Please reproduce the listing below exactly, leaving out every picture.

:::

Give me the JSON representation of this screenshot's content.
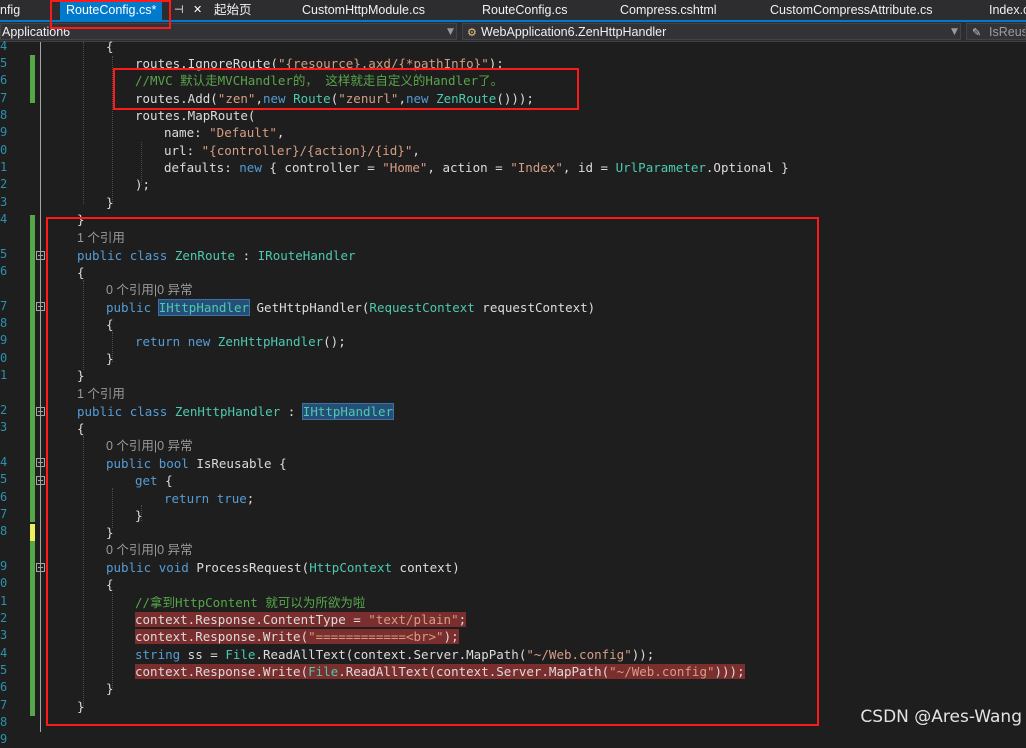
{
  "tabs": [
    {
      "label": "nfig",
      "active": false
    },
    {
      "label": "RouteConfig.cs*",
      "active": true
    },
    {
      "label": "起始页",
      "active": false
    },
    {
      "label": "CustomHttpModule.cs",
      "active": false
    },
    {
      "label": "RouteConfig.cs",
      "active": false
    },
    {
      "label": "Compress.cshtml",
      "active": false
    },
    {
      "label": "CustomCompressAttribute.cs",
      "active": false
    },
    {
      "label": "Index.c",
      "active": false
    }
  ],
  "navbar": {
    "project": "Application6",
    "type": "WebApplication6.ZenHttpHandler",
    "member": "IsReusa"
  },
  "line_numbers": [
    "4",
    "5",
    "6",
    "7",
    "8",
    "9",
    "0",
    "1",
    "2",
    "3",
    "4",
    "5",
    "6",
    "7",
    "8",
    "9",
    "0",
    "1",
    "2",
    "3",
    "4",
    "5",
    "6",
    "7",
    "8",
    "9",
    "0",
    "1",
    "2",
    "3",
    "4",
    "5",
    "6",
    "7",
    "8",
    "9"
  ],
  "codelens": {
    "ref1": "1 个引用",
    "ref0_exc": "0 个引用|0 异常"
  },
  "code": {
    "l04": "{",
    "l05": {
      "a": "routes.IgnoreRoute(",
      "b": "\"{resource}.axd/{*pathInfo}\"",
      "c": ");"
    },
    "l06": "//MVC 默认走MVCHandler的， 这样就走自定义的Handler了。",
    "l07": {
      "a": "routes.Add(",
      "b": "\"zen\"",
      "c": ",",
      "d": "new",
      "e": " ",
      "f": "Route",
      "g": "(",
      "h": "\"zenurl\"",
      "i": ",",
      "j": "new",
      "k": " ",
      "l": "ZenRoute",
      "m": "()));"
    },
    "l08": "routes.MapRoute(",
    "l09": {
      "a": "name: ",
      "b": "\"Default\"",
      "c": ","
    },
    "l10": {
      "a": "url: ",
      "b": "\"{controller}/{action}/{id}\"",
      "c": ","
    },
    "l11": {
      "a": "defaults: ",
      "b": "new",
      "c": " { controller = ",
      "d": "\"Home\"",
      "e": ", action = ",
      "f": "\"Index\"",
      "g": ", id = ",
      "h": "UrlParameter",
      "i": ".Optional }"
    },
    "l12": ");",
    "l13": "}",
    "l14": "}",
    "l15": {
      "a": "public",
      "b": " ",
      "c": "class",
      "d": " ",
      "e": "ZenRoute",
      "f": " : ",
      "g": "IRouteHandler"
    },
    "l16": "{",
    "l17": {
      "a": "public",
      "b": " ",
      "c": "IHttpHandler",
      "d": " GetHttpHandler(",
      "e": "RequestContext",
      "f": " requestContext)"
    },
    "l18": "{",
    "l19": {
      "a": "return",
      "b": " ",
      "c": "new",
      "d": " ",
      "e": "ZenHttpHandler",
      "f": "();"
    },
    "l20": "}",
    "l21": "}",
    "l22": {
      "a": "public",
      "b": " ",
      "c": "class",
      "d": " ",
      "e": "ZenHttpHandler",
      "f": " : ",
      "g": "IHttpHandler"
    },
    "l23": "{",
    "l24": {
      "a": "public",
      "b": " ",
      "c": "bool",
      "d": " IsReusable {"
    },
    "l25": {
      "a": "get",
      "b": " {"
    },
    "l26": {
      "a": "return",
      "b": " ",
      "c": "true",
      "d": ";"
    },
    "l27": "}",
    "l28": "}",
    "l29": {
      "a": "public",
      "b": " ",
      "c": "void",
      "d": " ProcessRequest(",
      "e": "HttpContext",
      "f": " context)"
    },
    "l30": "{",
    "l31": "//拿到HttpContent 就可以为所欲为啦",
    "l32": {
      "a": "context.Response.ContentType = ",
      "b": "\"text/plain\"",
      "c": ";"
    },
    "l33": {
      "a": "context.Response.Write(",
      "b": "\"============<br>\"",
      "c": ");"
    },
    "l34": {
      "a": "string",
      "b": " ss = ",
      "c": "File",
      "d": ".ReadAllText(context.Server.MapPath(",
      "e": "\"~/Web.config\"",
      "f": "));"
    },
    "l35": {
      "a": "context.Response.Write(",
      "b": "File",
      "c": ".ReadAllText(context.Server.MapPath(",
      "d": "\"~/Web.config\"",
      "e": ")));"
    },
    "l36": "}",
    "l37": "}"
  },
  "watermark": "CSDN @Ares-Wang",
  "colors": {
    "background": "#1e1e1e",
    "keyword": "#569cd6",
    "type": "#4ec9b0",
    "string": "#d69d85",
    "comment": "#57a64a",
    "highlight_box": "#ff1a1a",
    "tab_active": "#007acc"
  }
}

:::

**Response area:**
Give me the JSON representation of this screenshot's content.
{
  "tabs": [
    {
      "label": "nfig",
      "active": false
    },
    {
      "label": "RouteConfig.cs*",
      "active": true
    },
    {
      "label": "起始页",
      "active": false
    },
    {
      "label": "CustomHttpModule.cs",
      "active": false
    },
    {
      "label": "RouteConfig.cs",
      "active": false
    },
    {
      "label": "Compress.cshtml",
      "active": false
    },
    {
      "label": "CustomCompressAttribute.cs",
      "active": false
    },
    {
      "label": "Index.c",
      "active": false
    }
  ],
  "navbar": {
    "project": "Application6",
    "type": "WebApplication6.ZenHttpHandler",
    "member": "IsReusa"
  },
  "line_numbers": [
    "4",
    "5",
    "6",
    "7",
    "8",
    "9",
    "0",
    "1",
    "2",
    "3",
    "4",
    "5",
    "6",
    "7",
    "8",
    "9",
    "0",
    "1",
    "2",
    "3",
    "4",
    "5",
    "6",
    "7",
    "8",
    "9",
    "0",
    "1",
    "2",
    "3",
    "4",
    "5",
    "6",
    "7",
    "8",
    "9"
  ],
  "codelens": {
    "ref1": "1 个引用",
    "ref0_exc": "0 个引用|0 异常"
  },
  "code": {
    "l04": "{",
    "l05": {
      "a": "routes.IgnoreRoute(",
      "b": "\"{resource}.axd/{*pathInfo}\"",
      "c": ");"
    },
    "l06": "//MVC 默认走MVCHandler的， 这样就走自定义的Handler了。",
    "l07": {
      "a": "routes.Add(",
      "b": "\"zen\"",
      "c": ",",
      "d": "new",
      "e": " ",
      "f": "Route",
      "g": "(",
      "h": "\"zenurl\"",
      "i": ",",
      "j": "new",
      "k": " ",
      "l": "ZenRoute",
      "m": "()));"
    },
    "l08": "routes.MapRoute(",
    "l09": {
      "a": "name: ",
      "b": "\"Default\"",
      "c": ","
    },
    "l10": {
      "a": "url: ",
      "b": "\"{controller}/{action}/{id}\"",
      "c": ","
    },
    "l11": {
      "a": "defaults: ",
      "b": "new",
      "c": " { controller = ",
      "d": "\"Home\"",
      "e": ", action = ",
      "f": "\"Index\"",
      "g": ", id = ",
      "h": "UrlParameter",
      "i": ".Optional }"
    },
    "l12": ");",
    "l13": "}",
    "l14": "}",
    "l15": {
      "a": "public",
      "b": " ",
      "c": "class",
      "d": " ",
      "e": "ZenRoute",
      "f": " : ",
      "g": "IRouteHandler"
    },
    "l16": "{",
    "l17": {
      "a": "public",
      "b": " ",
      "c": "IHttpHandler",
      "d": " GetHttpHandler(",
      "e": "RequestContext",
      "f": " requestContext)"
    },
    "l18": "{",
    "l19": {
      "a": "return",
      "b": " ",
      "c": "new",
      "d": " ",
      "e": "ZenHttpHandler",
      "f": "();"
    },
    "l20": "}",
    "l21": "}",
    "l22": {
      "a": "public",
      "b": " ",
      "c": "class",
      "d": " ",
      "e": "ZenHttpHandler",
      "f": " : ",
      "g": "IHttpHandler"
    },
    "l23": "{",
    "l24": {
      "a": "public",
      "b": " ",
      "c": "bool",
      "d": " IsReusable {"
    },
    "l25": {
      "a": "get",
      "b": " {"
    },
    "l26": {
      "a": "return",
      "b": " ",
      "c": "true",
      "d": ";"
    },
    "l27": "}",
    "l28": "}",
    "l29": {
      "a": "public",
      "b": " ",
      "c": "void",
      "d": " ProcessRequest(",
      "e": "HttpContext",
      "f": " context)"
    },
    "l30": "{",
    "l31": "//拿到HttpContent 就可以为所欲为啦",
    "l32": {
      "a": "context.Response.ContentType = ",
      "b": "\"text/plain\"",
      "c": ";"
    },
    "l33": {
      "a": "context.Response.Write(",
      "b": "\"============<br>\"",
      "c": ");"
    },
    "l34": {
      "a": "string",
      "b": " ss = ",
      "c": "File",
      "d": ".ReadAllText(context.Server.MapPath(",
      "e": "\"~/Web.config\"",
      "f": "));"
    },
    "l35": {
      "a": "context.Response.Write(",
      "b": "File",
      "c": ".ReadAllText(context.Server.MapPath(",
      "d": "\"~/Web.config\"",
      "e": ")));"
    },
    "l36": "}",
    "l37": "}"
  },
  "watermark": "CSDN @Ares-Wang",
  "colors": {
    "background": "#1e1e1e",
    "keyword": "#569cd6",
    "type": "#4ec9b0",
    "string": "#d69d85",
    "comment": "#57a64a",
    "highlight_box": "#ff1a1a",
    "tab_active": "#007acc"
  }
}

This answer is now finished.